From a population of about 10,000 in 1940, the population now numbers approximately 116,000. In place of the sleepy little town of orchards, flower fields and farms and dairies, is an urban community of homes, schools and parks supported by an expanding industrial and commercial base.
Located approximately 12 miles east of downtown Los Angeles, El Monte is the hub of the San Gabriel Valley, where two major freeways – Interstates 605 and 10 – intersect. Other transportation alternatives are offered by a MetroLink train station, MTA bus terminal and El Monte Airport, a county-operated general aviation facility. The 10th largest city (out of 88) in Los Angeles County, the land use within its 10-square-mile area is 58 percent residential, 11 percent retail, 10 percent industrial, seven percent office/commercial and 14 percent other. El Monte is a very ethnically diverse community, with the year 2000 demographics reflecting an increase in the Asian population up to an all-time high of 18 percent, the Hispanic population remaining steady at 75 percent and Caucasians decreasing to seven percent.
El Monte is home to Longo Toyota, the largest single auto dealership in the world, with other successful auto dealerships situated nearby. Other major retail businesses include Home Depot and Sam’s Club. Major industries include Vons Distribution Warehouse and Wells Fargo Operations Center.

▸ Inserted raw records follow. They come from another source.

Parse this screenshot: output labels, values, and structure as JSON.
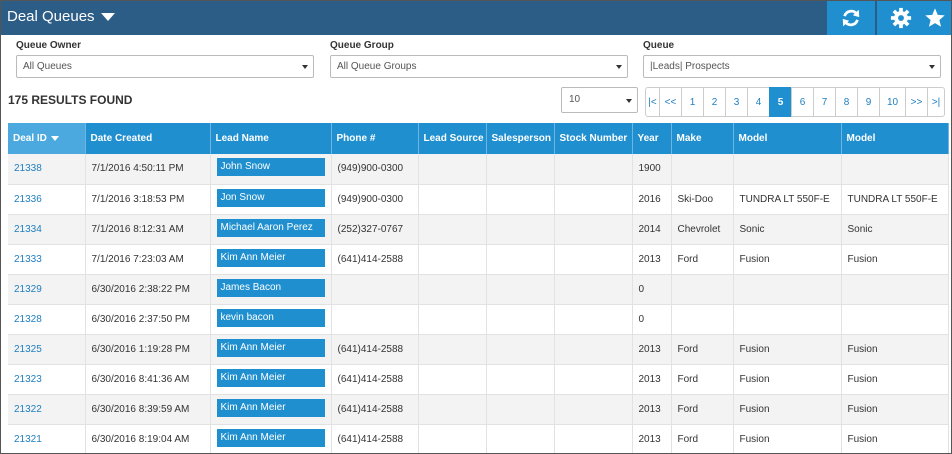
{
  "header": {
    "title": "Deal Queues",
    "buttons": [
      {
        "name": "refresh-icon"
      },
      {
        "name": "gear-icon"
      },
      {
        "name": "star-icon"
      }
    ],
    "bg_color": "#2c5d86",
    "accent_color": "#1f8fcf"
  },
  "filters": {
    "queue_owner": {
      "label": "Queue Owner",
      "value": "All Queues"
    },
    "queue_group": {
      "label": "Queue Group",
      "value": "All Queue Groups"
    },
    "queue": {
      "label": "Queue",
      "value": "|Leads| Prospects"
    }
  },
  "results_text": "175 RESULTS FOUND",
  "page_size": "10",
  "pagination": {
    "items": [
      "|<",
      "<<",
      "1",
      "2",
      "3",
      "4",
      "5",
      "6",
      "7",
      "8",
      "9",
      "10",
      ">>",
      ">|"
    ],
    "active": "5"
  },
  "table": {
    "columns": [
      "Deal ID",
      "Date Created",
      "Lead Name",
      "Phone #",
      "Lead Source",
      "Salesperson",
      "Stock Number",
      "Year",
      "Make",
      "Model",
      "Model"
    ],
    "sorted_column": "Deal ID",
    "rows": [
      {
        "id": "21338",
        "date": "7/1/2016 4:50:11 PM",
        "lead": "John Snow",
        "phone": "(949)900-0300",
        "source": "",
        "salesperson": "",
        "stock": "",
        "year": "1900",
        "make": "",
        "model": "",
        "model2": ""
      },
      {
        "id": "21336",
        "date": "7/1/2016 3:18:53 PM",
        "lead": "Jon Snow",
        "phone": "(949)900-0300",
        "source": "",
        "salesperson": "",
        "stock": "",
        "year": "2016",
        "make": "Ski-Doo",
        "model": "TUNDRA LT 550F-E",
        "model2": "TUNDRA LT 550F-E"
      },
      {
        "id": "21334",
        "date": "7/1/2016 8:12:31 AM",
        "lead": "Michael Aaron Perez",
        "phone": "(252)327-0767",
        "source": "",
        "salesperson": "",
        "stock": "",
        "year": "2014",
        "make": "Chevrolet",
        "model": "Sonic",
        "model2": "Sonic"
      },
      {
        "id": "21333",
        "date": "7/1/2016 7:23:03 AM",
        "lead": "Kim Ann Meier",
        "phone": "(641)414-2588",
        "source": "",
        "salesperson": "",
        "stock": "",
        "year": "2013",
        "make": "Ford",
        "model": "Fusion",
        "model2": "Fusion"
      },
      {
        "id": "21329",
        "date": "6/30/2016 2:38:22 PM",
        "lead": "James Bacon",
        "phone": "",
        "source": "",
        "salesperson": "",
        "stock": "",
        "year": "0",
        "make": "",
        "model": "",
        "model2": ""
      },
      {
        "id": "21328",
        "date": "6/30/2016 2:37:50 PM",
        "lead": "kevin bacon",
        "phone": "",
        "source": "",
        "salesperson": "",
        "stock": "",
        "year": "0",
        "make": "",
        "model": "",
        "model2": ""
      },
      {
        "id": "21325",
        "date": "6/30/2016 1:19:28 PM",
        "lead": "Kim Ann Meier",
        "phone": "(641)414-2588",
        "source": "",
        "salesperson": "",
        "stock": "",
        "year": "2013",
        "make": "Ford",
        "model": "Fusion",
        "model2": "Fusion"
      },
      {
        "id": "21323",
        "date": "6/30/2016 8:41:36 AM",
        "lead": "Kim Ann Meier",
        "phone": "(641)414-2588",
        "source": "",
        "salesperson": "",
        "stock": "",
        "year": "2013",
        "make": "Ford",
        "model": "Fusion",
        "model2": "Fusion"
      },
      {
        "id": "21322",
        "date": "6/30/2016 8:39:59 AM",
        "lead": "Kim Ann Meier",
        "phone": "(641)414-2588",
        "source": "",
        "salesperson": "",
        "stock": "",
        "year": "2013",
        "make": "Ford",
        "model": "Fusion",
        "model2": "Fusion"
      },
      {
        "id": "21321",
        "date": "6/30/2016 8:19:04 AM",
        "lead": "Kim Ann Meier",
        "phone": "(641)414-2588",
        "source": "",
        "salesperson": "",
        "stock": "",
        "year": "2013",
        "make": "Ford",
        "model": "Fusion",
        "model2": "Fusion"
      }
    ]
  }
}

In recent times, new immigrants from Taiwan, China, Vietnam, Indochina, the Philippines, Central and South America have moved into El Monte, providing an international flavor and strong workforce. These citizens have a positive work ethic and get along well with each other. City commissions include formal ties with Taiwan, China, Mexico and France. Members of all ethnic groups serve within these commissions, bringing together people from countries across the world. Despite all these changes, El Monte continues to offer a home for those who seek to put down roots, seek new opportunities and bring fresh ideas and energy to the area.